## [Extracted data]

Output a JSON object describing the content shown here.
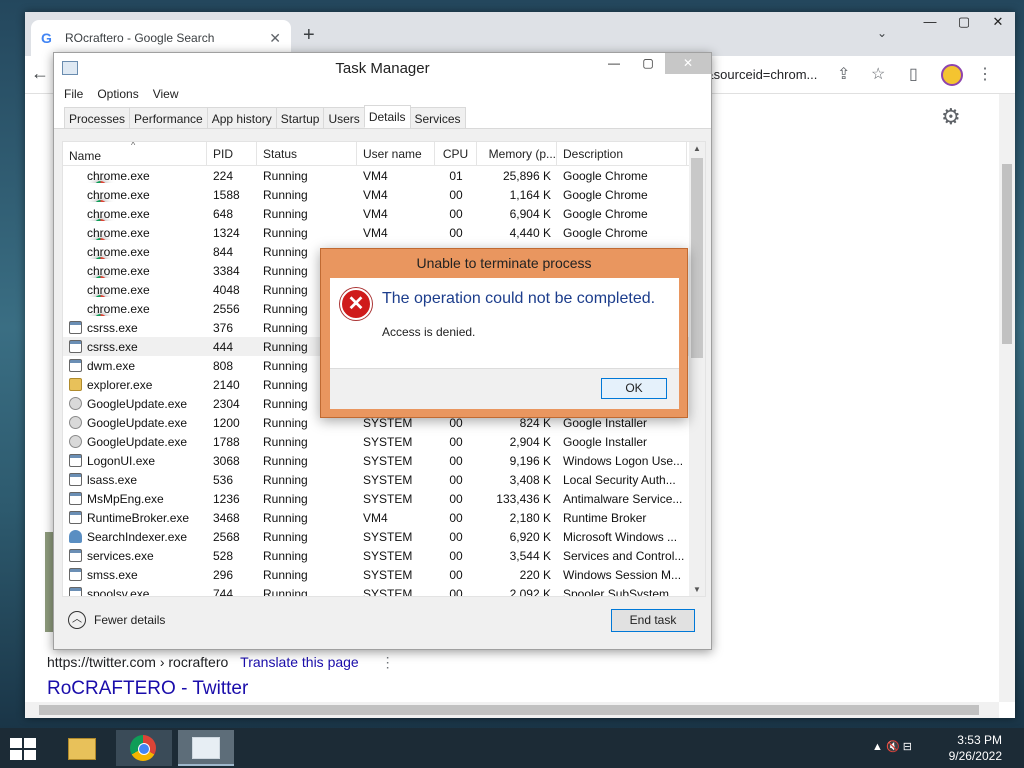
{
  "browser": {
    "tab_title": "ROcraftero - Google Search",
    "tab_close": "✕",
    "new_tab": "+",
    "tab_search": "⌄",
    "omnibox_tail": "&sourceid=chrom...",
    "window_controls": [
      "—",
      "▢",
      "✕"
    ],
    "icons": [
      "back-arrow-icon",
      "share-icon",
      "star-icon",
      "side-panel-icon",
      "profile-icon",
      "more-icon",
      "settings-gear-icon"
    ],
    "page": {
      "result_cite": "https://twitter.com › rocraftero",
      "translate": "Translate this page",
      "result_title": "RoCRAFTERO - Twitter"
    }
  },
  "task_manager": {
    "title": "Task Manager",
    "menu": [
      "File",
      "Options",
      "View"
    ],
    "tabs": [
      "Processes",
      "Performance",
      "App history",
      "Startup",
      "Users",
      "Details",
      "Services"
    ],
    "active_tab": "Details",
    "columns": [
      "Name",
      "PID",
      "Status",
      "User name",
      "CPU",
      "Memory (p...",
      "Description"
    ],
    "rows": [
      {
        "icon": "chrome",
        "name": "chrome.exe",
        "pid": "224",
        "status": "Running",
        "user": "VM4",
        "cpu": "01",
        "mem": "25,896 K",
        "desc": "Google Chrome"
      },
      {
        "icon": "chrome",
        "name": "chrome.exe",
        "pid": "1588",
        "status": "Running",
        "user": "VM4",
        "cpu": "00",
        "mem": "1,164 K",
        "desc": "Google Chrome"
      },
      {
        "icon": "chrome",
        "name": "chrome.exe",
        "pid": "648",
        "status": "Running",
        "user": "VM4",
        "cpu": "00",
        "mem": "6,904 K",
        "desc": "Google Chrome"
      },
      {
        "icon": "chrome",
        "name": "chrome.exe",
        "pid": "1324",
        "status": "Running",
        "user": "VM4",
        "cpu": "00",
        "mem": "4,440 K",
        "desc": "Google Chrome"
      },
      {
        "icon": "chrome",
        "name": "chrome.exe",
        "pid": "844",
        "status": "Running",
        "user": "",
        "cpu": "",
        "mem": "",
        "desc": ""
      },
      {
        "icon": "chrome",
        "name": "chrome.exe",
        "pid": "3384",
        "status": "Running",
        "user": "",
        "cpu": "",
        "mem": "",
        "desc": ""
      },
      {
        "icon": "chrome",
        "name": "chrome.exe",
        "pid": "4048",
        "status": "Running",
        "user": "",
        "cpu": "",
        "mem": "",
        "desc": ""
      },
      {
        "icon": "chrome",
        "name": "chrome.exe",
        "pid": "2556",
        "status": "Running",
        "user": "",
        "cpu": "",
        "mem": "",
        "desc": ""
      },
      {
        "icon": "app",
        "name": "csrss.exe",
        "pid": "376",
        "status": "Running",
        "user": "",
        "cpu": "",
        "mem": "",
        "desc": ""
      },
      {
        "icon": "app",
        "name": "csrss.exe",
        "pid": "444",
        "status": "Running",
        "user": "",
        "cpu": "",
        "mem": "",
        "desc": "",
        "selected": true
      },
      {
        "icon": "app",
        "name": "dwm.exe",
        "pid": "808",
        "status": "Running",
        "user": "",
        "cpu": "",
        "mem": "",
        "desc": ""
      },
      {
        "icon": "folder",
        "name": "explorer.exe",
        "pid": "2140",
        "status": "Running",
        "user": "",
        "cpu": "",
        "mem": "",
        "desc": ""
      },
      {
        "icon": "google",
        "name": "GoogleUpdate.exe",
        "pid": "2304",
        "status": "Running",
        "user": "",
        "cpu": "",
        "mem": "",
        "desc": ""
      },
      {
        "icon": "google",
        "name": "GoogleUpdate.exe",
        "pid": "1200",
        "status": "Running",
        "user": "SYSTEM",
        "cpu": "00",
        "mem": "824 K",
        "desc": "Google Installer"
      },
      {
        "icon": "google",
        "name": "GoogleUpdate.exe",
        "pid": "1788",
        "status": "Running",
        "user": "SYSTEM",
        "cpu": "00",
        "mem": "2,904 K",
        "desc": "Google Installer"
      },
      {
        "icon": "app",
        "name": "LogonUI.exe",
        "pid": "3068",
        "status": "Running",
        "user": "SYSTEM",
        "cpu": "00",
        "mem": "9,196 K",
        "desc": "Windows Logon Use..."
      },
      {
        "icon": "app",
        "name": "lsass.exe",
        "pid": "536",
        "status": "Running",
        "user": "SYSTEM",
        "cpu": "00",
        "mem": "3,408 K",
        "desc": "Local Security Auth..."
      },
      {
        "icon": "app",
        "name": "MsMpEng.exe",
        "pid": "1236",
        "status": "Running",
        "user": "SYSTEM",
        "cpu": "00",
        "mem": "133,436 K",
        "desc": "Antimalware Service..."
      },
      {
        "icon": "app",
        "name": "RuntimeBroker.exe",
        "pid": "3468",
        "status": "Running",
        "user": "VM4",
        "cpu": "00",
        "mem": "2,180 K",
        "desc": "Runtime Broker"
      },
      {
        "icon": "person",
        "name": "SearchIndexer.exe",
        "pid": "2568",
        "status": "Running",
        "user": "SYSTEM",
        "cpu": "00",
        "mem": "6,920 K",
        "desc": "Microsoft Windows ..."
      },
      {
        "icon": "app",
        "name": "services.exe",
        "pid": "528",
        "status": "Running",
        "user": "SYSTEM",
        "cpu": "00",
        "mem": "3,544 K",
        "desc": "Services and Control..."
      },
      {
        "icon": "app",
        "name": "smss.exe",
        "pid": "296",
        "status": "Running",
        "user": "SYSTEM",
        "cpu": "00",
        "mem": "220 K",
        "desc": "Windows Session M..."
      },
      {
        "icon": "app",
        "name": "spoolsv.exe",
        "pid": "744",
        "status": "Running",
        "user": "SYSTEM",
        "cpu": "00",
        "mem": "2,092 K",
        "desc": "Spooler SubSystem ..."
      }
    ],
    "fewer_details": "Fewer details",
    "end_task": "End task"
  },
  "dialog": {
    "title": "Unable to terminate process",
    "message": "The operation could not be completed.",
    "detail": "Access is denied.",
    "ok": "OK",
    "icon": "error-icon"
  },
  "taskbar": {
    "time": "3:53 PM",
    "date": "9/26/2022",
    "apps": [
      "file-explorer-icon",
      "chrome-icon",
      "task-manager-icon"
    ],
    "tray": "▲  🔇  ⊟"
  }
}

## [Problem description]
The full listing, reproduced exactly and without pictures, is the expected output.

## [Result below]
Output a JSON object describing the content shown here.
{
  "browser": {
    "tab_title": "ROcraftero - Google Search",
    "tab_close": "✕",
    "new_tab": "+",
    "tab_search": "⌄",
    "omnibox_tail": "&sourceid=chrom...",
    "window_controls": [
      "—",
      "▢",
      "✕"
    ],
    "icons": [
      "back-arrow-icon",
      "share-icon",
      "star-icon",
      "side-panel-icon",
      "profile-icon",
      "more-icon",
      "settings-gear-icon"
    ],
    "page": {
      "result_cite": "https://twitter.com › rocraftero",
      "translate": "Translate this page",
      "result_title": "RoCRAFTERO - Twitter"
    }
  },
  "task_manager": {
    "title": "Task Manager",
    "menu": [
      "File",
      "Options",
      "View"
    ],
    "tabs": [
      "Processes",
      "Performance",
      "App history",
      "Startup",
      "Users",
      "Details",
      "Services"
    ],
    "active_tab": "Details",
    "columns": [
      "Name",
      "PID",
      "Status",
      "User name",
      "CPU",
      "Memory (p...",
      "Description"
    ],
    "rows": [
      {
        "icon": "chrome",
        "name": "chrome.exe",
        "pid": "224",
        "status": "Running",
        "user": "VM4",
        "cpu": "01",
        "mem": "25,896 K",
        "desc": "Google Chrome"
      },
      {
        "icon": "chrome",
        "name": "chrome.exe",
        "pid": "1588",
        "status": "Running",
        "user": "VM4",
        "cpu": "00",
        "mem": "1,164 K",
        "desc": "Google Chrome"
      },
      {
        "icon": "chrome",
        "name": "chrome.exe",
        "pid": "648",
        "status": "Running",
        "user": "VM4",
        "cpu": "00",
        "mem": "6,904 K",
        "desc": "Google Chrome"
      },
      {
        "icon": "chrome",
        "name": "chrome.exe",
        "pid": "1324",
        "status": "Running",
        "user": "VM4",
        "cpu": "00",
        "mem": "4,440 K",
        "desc": "Google Chrome"
      },
      {
        "icon": "chrome",
        "name": "chrome.exe",
        "pid": "844",
        "status": "Running",
        "user": "",
        "cpu": "",
        "mem": "",
        "desc": ""
      },
      {
        "icon": "chrome",
        "name": "chrome.exe",
        "pid": "3384",
        "status": "Running",
        "user": "",
        "cpu": "",
        "mem": "",
        "desc": ""
      },
      {
        "icon": "chrome",
        "name": "chrome.exe",
        "pid": "4048",
        "status": "Running",
        "user": "",
        "cpu": "",
        "mem": "",
        "desc": ""
      },
      {
        "icon": "chrome",
        "name": "chrome.exe",
        "pid": "2556",
        "status": "Running",
        "user": "",
        "cpu": "",
        "mem": "",
        "desc": ""
      },
      {
        "icon": "app",
        "name": "csrss.exe",
        "pid": "376",
        "status": "Running",
        "user": "",
        "cpu": "",
        "mem": "",
        "desc": ""
      },
      {
        "icon": "app",
        "name": "csrss.exe",
        "pid": "444",
        "status": "Running",
        "user": "",
        "cpu": "",
        "mem": "",
        "desc": "",
        "selected": true
      },
      {
        "icon": "app",
        "name": "dwm.exe",
        "pid": "808",
        "status": "Running",
        "user": "",
        "cpu": "",
        "mem": "",
        "desc": ""
      },
      {
        "icon": "folder",
        "name": "explorer.exe",
        "pid": "2140",
        "status": "Running",
        "user": "",
        "cpu": "",
        "mem": "",
        "desc": ""
      },
      {
        "icon": "google",
        "name": "GoogleUpdate.exe",
        "pid": "2304",
        "status": "Running",
        "user": "",
        "cpu": "",
        "mem": "",
        "desc": ""
      },
      {
        "icon": "google",
        "name": "GoogleUpdate.exe",
        "pid": "1200",
        "status": "Running",
        "user": "SYSTEM",
        "cpu": "00",
        "mem": "824 K",
        "desc": "Google Installer"
      },
      {
        "icon": "google",
        "name": "GoogleUpdate.exe",
        "pid": "1788",
        "status": "Running",
        "user": "SYSTEM",
        "cpu": "00",
        "mem": "2,904 K",
        "desc": "Google Installer"
      },
      {
        "icon": "app",
        "name": "LogonUI.exe",
        "pid": "3068",
        "status": "Running",
        "user": "SYSTEM",
        "cpu": "00",
        "mem": "9,196 K",
        "desc": "Windows Logon Use..."
      },
      {
        "icon": "app",
        "name": "lsass.exe",
        "pid": "536",
        "status": "Running",
        "user": "SYSTEM",
        "cpu": "00",
        "mem": "3,408 K",
        "desc": "Local Security Auth..."
      },
      {
        "icon": "app",
        "name": "MsMpEng.exe",
        "pid": "1236",
        "status": "Running",
        "user": "SYSTEM",
        "cpu": "00",
        "mem": "133,436 K",
        "desc": "Antimalware Service..."
      },
      {
        "icon": "app",
        "name": "RuntimeBroker.exe",
        "pid": "3468",
        "status": "Running",
        "user": "VM4",
        "cpu": "00",
        "mem": "2,180 K",
        "desc": "Runtime Broker"
      },
      {
        "icon": "person",
        "name": "SearchIndexer.exe",
        "pid": "2568",
        "status": "Running",
        "user": "SYSTEM",
        "cpu": "00",
        "mem": "6,920 K",
        "desc": "Microsoft Windows ..."
      },
      {
        "icon": "app",
        "name": "services.exe",
        "pid": "528",
        "status": "Running",
        "user": "SYSTEM",
        "cpu": "00",
        "mem": "3,544 K",
        "desc": "Services and Control..."
      },
      {
        "icon": "app",
        "name": "smss.exe",
        "pid": "296",
        "status": "Running",
        "user": "SYSTEM",
        "cpu": "00",
        "mem": "220 K",
        "desc": "Windows Session M..."
      },
      {
        "icon": "app",
        "name": "spoolsv.exe",
        "pid": "744",
        "status": "Running",
        "user": "SYSTEM",
        "cpu": "00",
        "mem": "2,092 K",
        "desc": "Spooler SubSystem ..."
      }
    ],
    "fewer_details": "Fewer details",
    "end_task": "End task"
  },
  "dialog": {
    "title": "Unable to terminate process",
    "message": "The operation could not be completed.",
    "detail": "Access is denied.",
    "ok": "OK",
    "icon": "error-icon"
  },
  "taskbar": {
    "time": "3:53 PM",
    "date": "9/26/2022",
    "apps": [
      "file-explorer-icon",
      "chrome-icon",
      "task-manager-icon"
    ],
    "tray": "▲  🔇  ⊟"
  }
}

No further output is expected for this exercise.